(Source data Opens)

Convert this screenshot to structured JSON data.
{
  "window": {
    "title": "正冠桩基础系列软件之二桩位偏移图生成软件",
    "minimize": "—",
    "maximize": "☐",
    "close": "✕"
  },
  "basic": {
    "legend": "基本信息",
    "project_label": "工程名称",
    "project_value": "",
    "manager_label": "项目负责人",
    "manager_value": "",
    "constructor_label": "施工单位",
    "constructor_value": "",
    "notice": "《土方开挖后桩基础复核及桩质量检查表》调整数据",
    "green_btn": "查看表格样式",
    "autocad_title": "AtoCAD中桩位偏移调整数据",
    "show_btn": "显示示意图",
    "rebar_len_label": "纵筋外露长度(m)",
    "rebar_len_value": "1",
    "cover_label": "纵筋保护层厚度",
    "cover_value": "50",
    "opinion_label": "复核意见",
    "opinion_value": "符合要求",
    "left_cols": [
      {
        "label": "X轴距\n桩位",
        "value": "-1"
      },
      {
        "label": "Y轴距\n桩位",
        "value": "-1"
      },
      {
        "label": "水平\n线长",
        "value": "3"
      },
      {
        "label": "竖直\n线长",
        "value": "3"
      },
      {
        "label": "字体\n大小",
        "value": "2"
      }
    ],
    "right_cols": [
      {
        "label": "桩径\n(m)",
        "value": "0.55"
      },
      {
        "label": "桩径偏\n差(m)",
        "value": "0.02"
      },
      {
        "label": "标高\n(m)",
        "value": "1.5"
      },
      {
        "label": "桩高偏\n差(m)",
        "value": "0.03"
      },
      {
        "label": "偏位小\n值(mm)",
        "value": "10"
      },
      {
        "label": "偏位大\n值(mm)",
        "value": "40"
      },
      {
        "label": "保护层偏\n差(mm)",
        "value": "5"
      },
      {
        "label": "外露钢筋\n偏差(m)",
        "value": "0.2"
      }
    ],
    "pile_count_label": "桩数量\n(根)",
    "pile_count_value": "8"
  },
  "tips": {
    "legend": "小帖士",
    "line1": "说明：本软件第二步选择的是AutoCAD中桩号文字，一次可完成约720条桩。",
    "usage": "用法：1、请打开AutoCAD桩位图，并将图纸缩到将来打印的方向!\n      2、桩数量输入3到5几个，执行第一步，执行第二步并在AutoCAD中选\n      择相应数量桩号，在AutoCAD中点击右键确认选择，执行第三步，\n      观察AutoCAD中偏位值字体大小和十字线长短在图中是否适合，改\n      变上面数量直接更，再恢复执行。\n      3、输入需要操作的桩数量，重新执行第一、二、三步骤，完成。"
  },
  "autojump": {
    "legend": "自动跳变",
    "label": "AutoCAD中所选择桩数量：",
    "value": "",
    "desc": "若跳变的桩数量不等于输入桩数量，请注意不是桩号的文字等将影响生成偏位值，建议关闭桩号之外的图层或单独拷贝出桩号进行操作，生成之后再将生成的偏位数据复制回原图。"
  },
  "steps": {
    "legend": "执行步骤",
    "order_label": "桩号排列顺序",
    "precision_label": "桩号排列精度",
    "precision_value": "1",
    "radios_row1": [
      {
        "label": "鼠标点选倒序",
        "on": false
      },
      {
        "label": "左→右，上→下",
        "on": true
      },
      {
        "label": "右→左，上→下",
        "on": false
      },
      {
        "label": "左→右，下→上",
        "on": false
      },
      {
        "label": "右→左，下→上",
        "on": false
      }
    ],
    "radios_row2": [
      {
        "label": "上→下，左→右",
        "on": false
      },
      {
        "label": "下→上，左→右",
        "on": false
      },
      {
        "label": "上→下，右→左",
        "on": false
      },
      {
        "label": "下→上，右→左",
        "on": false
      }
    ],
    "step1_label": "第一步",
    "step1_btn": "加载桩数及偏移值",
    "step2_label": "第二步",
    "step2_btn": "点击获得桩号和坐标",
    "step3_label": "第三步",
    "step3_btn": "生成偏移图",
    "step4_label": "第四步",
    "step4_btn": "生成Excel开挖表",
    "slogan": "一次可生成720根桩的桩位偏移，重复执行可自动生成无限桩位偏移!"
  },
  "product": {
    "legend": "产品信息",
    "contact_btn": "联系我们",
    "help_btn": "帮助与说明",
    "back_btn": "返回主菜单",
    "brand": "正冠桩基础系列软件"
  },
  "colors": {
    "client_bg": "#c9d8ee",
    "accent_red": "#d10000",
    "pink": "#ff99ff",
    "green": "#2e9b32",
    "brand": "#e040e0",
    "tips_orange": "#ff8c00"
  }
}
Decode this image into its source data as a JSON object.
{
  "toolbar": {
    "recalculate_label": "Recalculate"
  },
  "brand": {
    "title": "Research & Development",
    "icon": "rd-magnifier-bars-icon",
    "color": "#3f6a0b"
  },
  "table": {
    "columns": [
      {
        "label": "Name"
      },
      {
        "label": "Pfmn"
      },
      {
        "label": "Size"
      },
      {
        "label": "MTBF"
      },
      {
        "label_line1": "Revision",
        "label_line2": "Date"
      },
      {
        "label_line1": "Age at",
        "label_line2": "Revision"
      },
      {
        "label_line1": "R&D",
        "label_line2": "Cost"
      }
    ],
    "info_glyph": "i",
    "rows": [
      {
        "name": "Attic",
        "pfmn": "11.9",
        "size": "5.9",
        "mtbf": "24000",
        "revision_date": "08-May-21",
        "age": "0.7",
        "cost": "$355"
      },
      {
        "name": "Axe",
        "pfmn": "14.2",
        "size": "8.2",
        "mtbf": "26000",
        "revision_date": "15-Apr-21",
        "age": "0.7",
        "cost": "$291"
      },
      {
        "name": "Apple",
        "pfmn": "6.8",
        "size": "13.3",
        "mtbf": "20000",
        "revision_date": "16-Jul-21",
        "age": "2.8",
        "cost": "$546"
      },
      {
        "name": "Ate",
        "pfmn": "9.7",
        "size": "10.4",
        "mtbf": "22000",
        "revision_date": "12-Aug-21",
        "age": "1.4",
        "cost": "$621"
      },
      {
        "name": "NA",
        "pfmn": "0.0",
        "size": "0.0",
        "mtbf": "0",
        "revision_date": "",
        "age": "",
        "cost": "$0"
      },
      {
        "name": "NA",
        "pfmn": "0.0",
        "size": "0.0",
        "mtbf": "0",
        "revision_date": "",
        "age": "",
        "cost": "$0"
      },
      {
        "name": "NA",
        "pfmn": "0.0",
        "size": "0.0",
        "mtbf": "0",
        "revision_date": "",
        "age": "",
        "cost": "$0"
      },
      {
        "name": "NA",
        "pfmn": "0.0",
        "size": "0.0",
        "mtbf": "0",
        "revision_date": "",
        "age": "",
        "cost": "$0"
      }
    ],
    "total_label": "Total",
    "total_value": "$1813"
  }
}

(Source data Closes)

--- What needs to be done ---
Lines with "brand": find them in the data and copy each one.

--- Answer to the exercise ---
    "brand": "正冠桩基础系列软件"
    "brand": "#e040e0",
  "brand": {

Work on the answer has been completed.